Porsche, the only financial engineer left standing

The only business still making a killing on the stockmarket isn't a bank - it's a sportscar maker.

Last Updated: 06 Nov 2012

The specialist German manufacturer Porsche – whose famous 911 model has been the successful Cityboy’s chariot of choice for decades – quadrupled its profits for the six months to January to 7.3Bn Euros. This despite a 13% slump in revenue and a  27% fall in sales. How? By playing the stockmarket.

It may be the kind of behaviour that we were more used to seeing from banks and hedge funds before the recession hit, but there is no doubt that Porsche’s secret accumulation of a 75% stake in Germany’s biggest car firm, Volkswagen Audi, last year turned out to be a very shrewd move. Much more so than all those subprime mortgages and CDOs, that’s for sure.

When it emerged in last autumn that Porsche had secretly – and controversially – accumulated a controlling stake in VW, the larger firm’s share price soared. Not only did Porsche enjoy a 6.8Bn Euro windfall as a result, it also caused a great deal of pain to a good number of hedge fund operators. The hedgies - who had been vigorously shorting VW in the expecation that it would follow the rest of the car industry down the pan – were caught with their trousers well and truly down.  Few tears were shed over their loss in Stuttgart, even though many were probably Porsche customers. That’s real schadenfreude for you.

And just in the nick of time, to boot. Todays’ results reveal that without its little flutter on the stockmarket, Posche would only have made around a paltry 400m Euros in first half profits. That’s the sum which its core car manufacturing business generated –a far from shabby performance given the parlous state of much of the rest of the motor industry at present, but a lot less than 7.3Bn Euros however you slice it.

All in all it’s a pretty good effort for a small manufacturer of upmarket cars in the teeth of the worst recession in decades.
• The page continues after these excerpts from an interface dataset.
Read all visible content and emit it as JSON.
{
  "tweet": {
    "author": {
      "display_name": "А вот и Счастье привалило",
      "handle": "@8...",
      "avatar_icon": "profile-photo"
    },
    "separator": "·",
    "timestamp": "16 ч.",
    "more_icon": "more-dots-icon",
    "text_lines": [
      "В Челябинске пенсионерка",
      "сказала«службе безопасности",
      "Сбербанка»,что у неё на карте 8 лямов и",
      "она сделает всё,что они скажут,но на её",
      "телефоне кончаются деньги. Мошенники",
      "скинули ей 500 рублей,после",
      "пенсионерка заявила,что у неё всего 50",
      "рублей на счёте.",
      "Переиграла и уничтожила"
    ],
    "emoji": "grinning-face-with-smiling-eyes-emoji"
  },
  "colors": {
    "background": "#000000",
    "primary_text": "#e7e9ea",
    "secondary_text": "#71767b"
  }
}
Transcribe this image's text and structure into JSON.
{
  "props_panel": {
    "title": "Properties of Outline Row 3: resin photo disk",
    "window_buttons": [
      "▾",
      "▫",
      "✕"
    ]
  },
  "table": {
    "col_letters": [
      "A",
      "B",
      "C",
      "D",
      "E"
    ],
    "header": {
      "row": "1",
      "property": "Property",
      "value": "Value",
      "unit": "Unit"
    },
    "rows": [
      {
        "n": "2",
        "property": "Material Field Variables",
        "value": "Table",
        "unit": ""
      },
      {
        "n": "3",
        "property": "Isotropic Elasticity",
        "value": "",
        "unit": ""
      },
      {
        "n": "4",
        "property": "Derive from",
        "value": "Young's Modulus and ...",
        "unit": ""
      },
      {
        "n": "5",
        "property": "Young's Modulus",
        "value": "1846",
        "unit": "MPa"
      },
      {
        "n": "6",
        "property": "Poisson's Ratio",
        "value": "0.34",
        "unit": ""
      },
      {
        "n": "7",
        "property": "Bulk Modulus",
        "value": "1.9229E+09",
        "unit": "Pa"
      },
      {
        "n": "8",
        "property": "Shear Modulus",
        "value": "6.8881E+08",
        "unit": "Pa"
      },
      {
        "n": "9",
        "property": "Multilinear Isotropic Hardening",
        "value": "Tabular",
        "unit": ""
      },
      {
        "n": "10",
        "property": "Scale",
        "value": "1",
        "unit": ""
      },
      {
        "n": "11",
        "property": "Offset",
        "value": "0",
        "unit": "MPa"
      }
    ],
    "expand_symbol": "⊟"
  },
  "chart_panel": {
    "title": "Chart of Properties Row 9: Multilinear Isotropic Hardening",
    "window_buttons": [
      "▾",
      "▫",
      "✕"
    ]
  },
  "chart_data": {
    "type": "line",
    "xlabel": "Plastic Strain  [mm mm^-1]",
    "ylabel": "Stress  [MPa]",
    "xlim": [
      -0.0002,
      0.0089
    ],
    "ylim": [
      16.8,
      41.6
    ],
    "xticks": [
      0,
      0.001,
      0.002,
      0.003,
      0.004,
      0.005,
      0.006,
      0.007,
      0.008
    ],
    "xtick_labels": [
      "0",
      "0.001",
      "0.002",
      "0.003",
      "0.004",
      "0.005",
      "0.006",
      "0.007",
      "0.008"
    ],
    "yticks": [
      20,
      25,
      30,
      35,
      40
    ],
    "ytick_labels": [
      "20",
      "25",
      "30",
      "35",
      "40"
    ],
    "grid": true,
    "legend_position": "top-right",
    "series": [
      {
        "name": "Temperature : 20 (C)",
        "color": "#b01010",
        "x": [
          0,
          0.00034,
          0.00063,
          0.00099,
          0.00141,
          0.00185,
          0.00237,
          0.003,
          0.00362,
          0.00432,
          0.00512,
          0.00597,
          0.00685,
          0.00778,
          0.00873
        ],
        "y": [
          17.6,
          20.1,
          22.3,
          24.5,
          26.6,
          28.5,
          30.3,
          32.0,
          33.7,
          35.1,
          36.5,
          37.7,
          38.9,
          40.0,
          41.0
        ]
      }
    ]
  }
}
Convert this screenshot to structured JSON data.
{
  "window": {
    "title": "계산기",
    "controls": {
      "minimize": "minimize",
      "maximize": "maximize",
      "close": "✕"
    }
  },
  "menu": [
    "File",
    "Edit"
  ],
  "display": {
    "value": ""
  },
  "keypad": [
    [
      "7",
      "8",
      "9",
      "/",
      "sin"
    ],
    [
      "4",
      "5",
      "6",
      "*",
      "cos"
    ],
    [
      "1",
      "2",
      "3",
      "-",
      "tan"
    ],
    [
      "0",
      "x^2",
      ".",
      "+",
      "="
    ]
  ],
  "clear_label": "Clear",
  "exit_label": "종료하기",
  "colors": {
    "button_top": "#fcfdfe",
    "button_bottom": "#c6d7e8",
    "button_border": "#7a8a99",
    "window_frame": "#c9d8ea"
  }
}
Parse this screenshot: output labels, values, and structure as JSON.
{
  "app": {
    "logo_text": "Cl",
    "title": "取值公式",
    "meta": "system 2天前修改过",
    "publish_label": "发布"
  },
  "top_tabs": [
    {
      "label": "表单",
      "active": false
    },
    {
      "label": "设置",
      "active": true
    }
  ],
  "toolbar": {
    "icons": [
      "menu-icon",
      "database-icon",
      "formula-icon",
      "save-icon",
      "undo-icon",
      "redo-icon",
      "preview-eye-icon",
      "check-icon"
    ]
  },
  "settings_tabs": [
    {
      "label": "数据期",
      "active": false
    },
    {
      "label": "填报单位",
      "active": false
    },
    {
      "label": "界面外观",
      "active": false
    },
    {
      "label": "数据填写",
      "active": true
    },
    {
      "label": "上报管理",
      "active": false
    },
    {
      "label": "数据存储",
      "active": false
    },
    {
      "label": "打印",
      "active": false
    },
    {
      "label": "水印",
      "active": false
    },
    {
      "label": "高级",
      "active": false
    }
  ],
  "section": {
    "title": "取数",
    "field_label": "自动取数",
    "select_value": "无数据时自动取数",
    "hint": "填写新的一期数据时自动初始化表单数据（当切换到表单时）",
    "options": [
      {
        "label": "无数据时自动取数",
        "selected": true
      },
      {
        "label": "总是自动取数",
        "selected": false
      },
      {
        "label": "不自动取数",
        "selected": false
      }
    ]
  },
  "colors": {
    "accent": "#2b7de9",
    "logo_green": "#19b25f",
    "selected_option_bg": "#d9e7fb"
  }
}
Some critics have suggested that what the firm did by not declaring its stake was tantamount to old-fashioned market manipulation, but that’s all water under the bridge. Others say that Porsche has now effectively become a hedge fund itself, and that making cars is increasingly irrelevant to the health of the business. Either way, it just goes to show that it is still possible to make a fortune on the stockmarket – so long as you leave the financial engineering to, well, real engineers.

Find this article useful?

Get more great articles like this in your inbox every lunchtime

What's the most useful word in a leader’s vocabulary?

It's not ‘why’, says Razor CEO Jamie Hinton.

Lessons in brand strategy: Virgin Radio and The O2

For brands to move with the times, they need to know what makes them timeless,...

Why collaborations fail

Collaboration needn’t be a dirty word.

How redundancies affect culture

There are ways of preventing 'survivor syndrome' derailing your recovery.

What they don't tell you about inclusive leadership

Briefing: Frances Frei was hired to fix Uber’s ‘bro culture’. Here’s her lesson for where...

Should you downsize the office?

Many businesses are preparing for a 'hybrid' workplace.